■ **Work task**
Pull out every line with the word "text" from the entries below.
┄┄┄┄┄┄┄┄┄┄
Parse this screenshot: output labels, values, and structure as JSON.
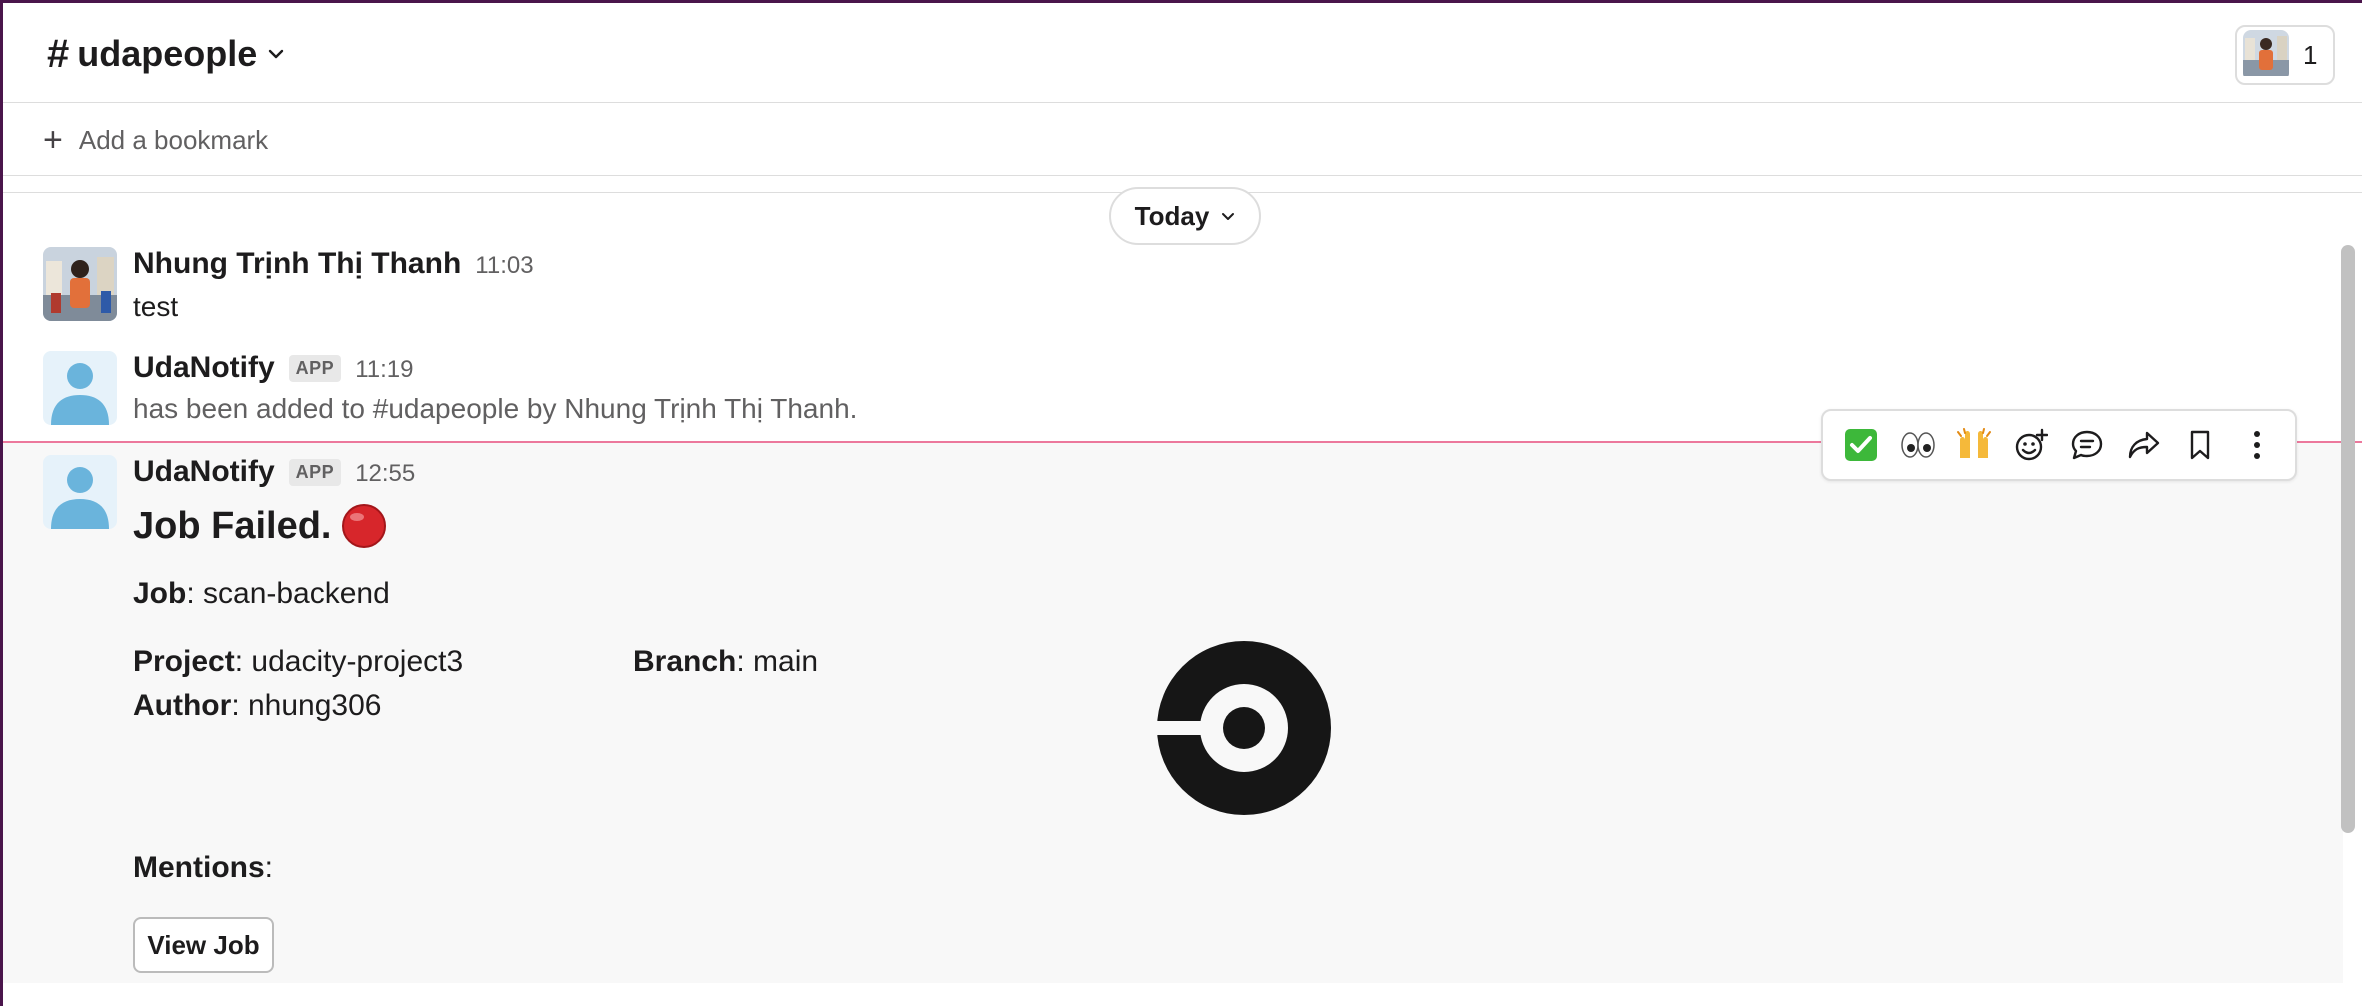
{
  "channel": {
    "hash": "#",
    "name": "udapeople",
    "member_count": "1"
  },
  "bookmark": {
    "plus": "+",
    "label": "Add a bookmark"
  },
  "day_divider": {
    "label": "Today"
  },
  "messages": [
    {
      "author": "Nhung Trịnh Thị Thanh",
      "time": "11:03",
      "text": "test"
    },
    {
      "author": "UdaNotify",
      "badge": "APP",
      "time": "11:19",
      "text": "has been added to #udapeople by Nhung Trịnh Thị Thanh."
    },
    {
      "author": "UdaNotify",
      "badge": "APP",
      "time": "12:55"
    }
  ],
  "job": {
    "title": "Job Failed.",
    "status_icon": "red-circle-icon",
    "job_label": "Job",
    "job_value": ": scan-backend",
    "project_label": "Project",
    "project_value": ": udacity-project3",
    "branch_label": "Branch",
    "branch_value": ": main",
    "author_label": "Author",
    "author_value": ": nhung306",
    "mentions_label": "Mentions",
    "mentions_value": ":",
    "button": "View Job"
  },
  "toolbar": {
    "icons": [
      "white-check-mark-icon",
      "eyes-icon",
      "raised-hands-icon",
      "add-reaction-icon",
      "reply-in-thread-icon",
      "forward-icon",
      "save-bookmark-icon",
      "more-actions-icon"
    ],
    "check": "✅",
    "eyes": "👀",
    "hands": "🙌"
  },
  "colors": {
    "workspace_accent": "#4a154b",
    "new_messages_line": "#e01e5a",
    "default_avatar": "#6ab4dc"
  }
}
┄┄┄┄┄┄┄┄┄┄
■ **Solution for this exercise**
      "text": "test"
      "text": "has been added to #udapeople by Nhung Trịnh Thị Thanh."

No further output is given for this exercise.